━━━━━ Records for the exercise

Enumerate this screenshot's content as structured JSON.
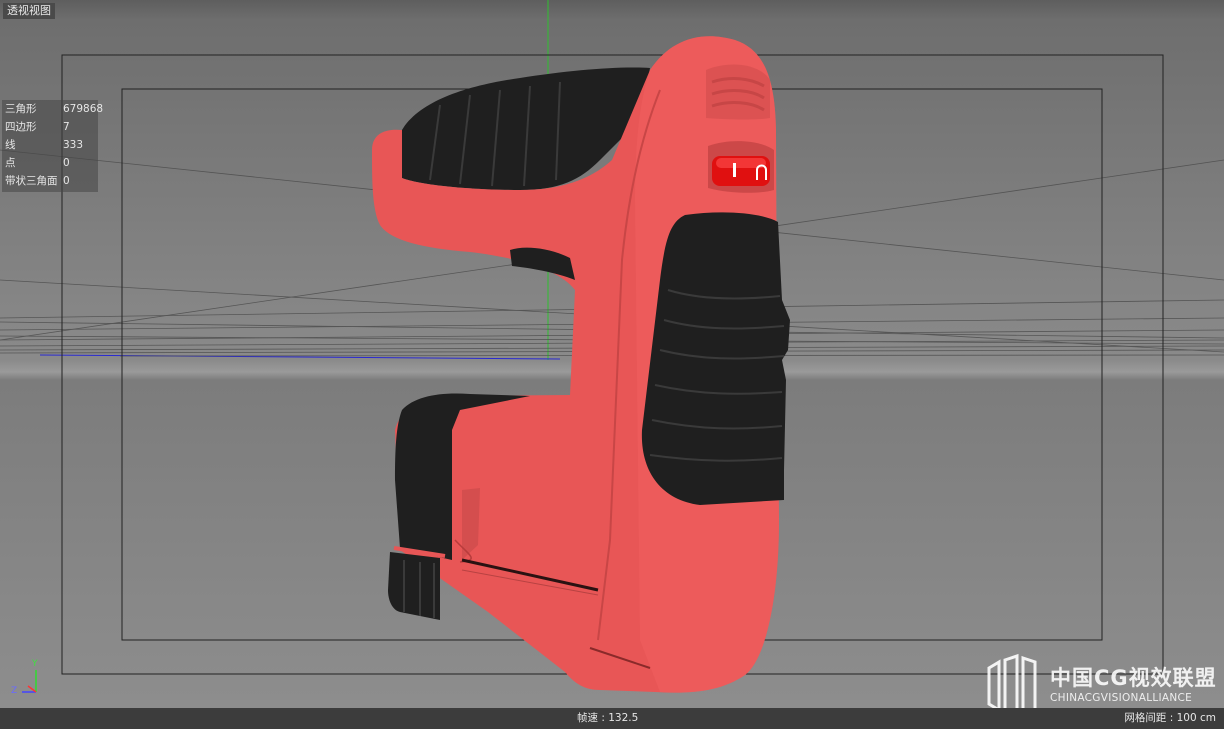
{
  "viewport": {
    "title": "透视视图"
  },
  "stats": [
    {
      "label": "三角形",
      "value": "679868"
    },
    {
      "label": "四边形",
      "value": "7"
    },
    {
      "label": "线",
      "value": "333"
    },
    {
      "label": "点",
      "value": "0"
    },
    {
      "label": "带状三角面",
      "value": "0"
    }
  ],
  "status": {
    "fps": "帧速 : 132.5",
    "grid_spacing": "网格间距 : 100 cm"
  },
  "watermark": {
    "title": "中国CG视效联盟",
    "subtitle": "CHINACGVISIONALLIANCE"
  },
  "axis": {
    "y": "Y",
    "z": "Z"
  },
  "colors": {
    "body": "#e85656",
    "grip": "#1e1e1e",
    "button": "#e01010"
  },
  "icons": [
    "axis-gizmo-icon",
    "watermark-logo-icon",
    "trigger-switch-icon"
  ]
}
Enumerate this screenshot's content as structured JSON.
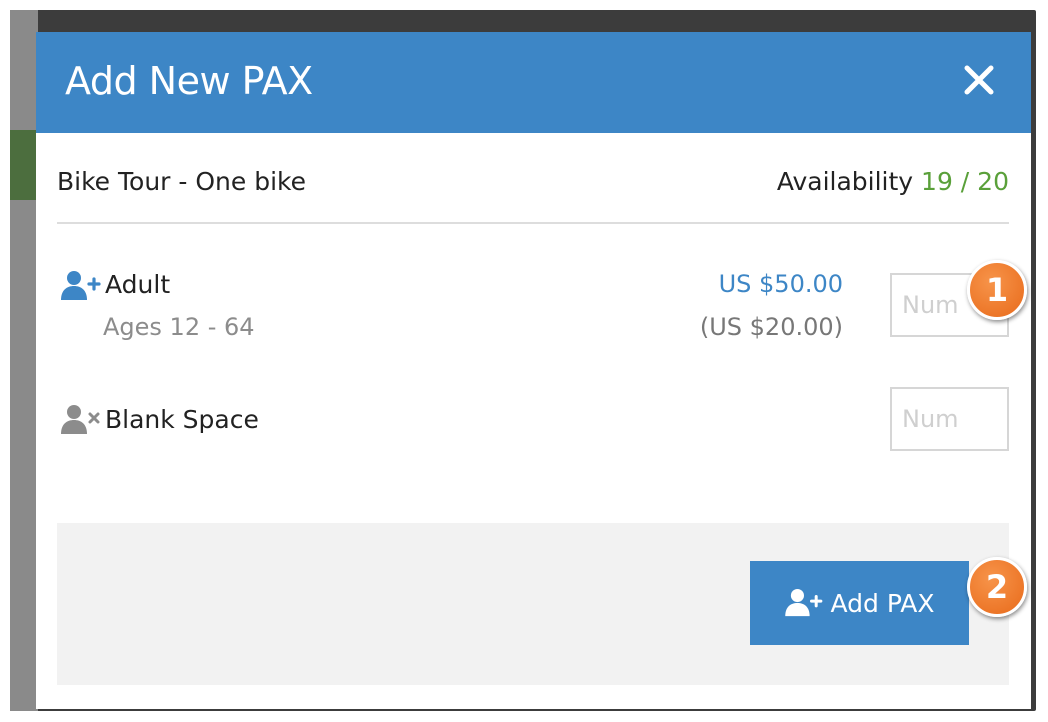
{
  "modal": {
    "title": "Add New PAX",
    "close_icon": "close-icon"
  },
  "tour": {
    "name": "Bike Tour - One bike",
    "availability_label": "Availability",
    "availability_value": "19 / 20"
  },
  "pax_types": [
    {
      "label": "Adult",
      "ages": "Ages 12 - 64",
      "price": "US $50.00",
      "price_secondary": "(US $20.00)",
      "icon": "user-plus-icon",
      "quantity_placeholder": "Num"
    },
    {
      "label": "Blank Space",
      "icon": "user-times-icon",
      "quantity_placeholder": "Num"
    }
  ],
  "footer": {
    "add_button_label": "Add PAX",
    "add_button_icon": "user-plus-icon"
  },
  "callouts": [
    "1",
    "2"
  ],
  "colors": {
    "header": "#3d86c6",
    "availability": "#5aa03a",
    "price": "#3d86c6",
    "callout": "#f0792a"
  }
}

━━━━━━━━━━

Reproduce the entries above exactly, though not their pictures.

# Your solution
Enumerate this screenshot's content as structured JSON.
{
  "viewport": {
    "title": "透视视图"
  },
  "stats": [
    {
      "label": "三角形",
      "value": "679868"
    },
    {
      "label": "四边形",
      "value": "7"
    },
    {
      "label": "线",
      "value": "333"
    },
    {
      "label": "点",
      "value": "0"
    },
    {
      "label": "带状三角面",
      "value": "0"
    }
  ],
  "status": {
    "fps": "帧速 : 132.5",
    "grid_spacing": "网格间距 : 100 cm"
  },
  "watermark": {
    "title": "中国CG视效联盟",
    "subtitle": "CHINACGVISIONALLIANCE"
  },
  "axis": {
    "y": "Y",
    "z": "Z"
  },
  "colors": {
    "body": "#e85656",
    "grip": "#1e1e1e",
    "button": "#e01010"
  },
  "icons": [
    "axis-gizmo-icon",
    "watermark-logo-icon",
    "trigger-switch-icon"
  ]
}
Enumerate this screenshot's content as structured JSON.
{
  "modal": {
    "title": "Add New PAX",
    "close_icon": "close-icon"
  },
  "tour": {
    "name": "Bike Tour - One bike",
    "availability_label": "Availability",
    "availability_value": "19 / 20"
  },
  "pax_types": [
    {
      "label": "Adult",
      "ages": "Ages 12 - 64",
      "price": "US $50.00",
      "price_secondary": "(US $20.00)",
      "icon": "user-plus-icon",
      "quantity_placeholder": "Num"
    },
    {
      "label": "Blank Space",
      "icon": "user-times-icon",
      "quantity_placeholder": "Num"
    }
  ],
  "footer": {
    "add_button_label": "Add PAX",
    "add_button_icon": "user-plus-icon"
  },
  "callouts": [
    "1",
    "2"
  ],
  "colors": {
    "header": "#3d86c6",
    "availability": "#5aa03a",
    "price": "#3d86c6",
    "callout": "#f0792a"
  }
}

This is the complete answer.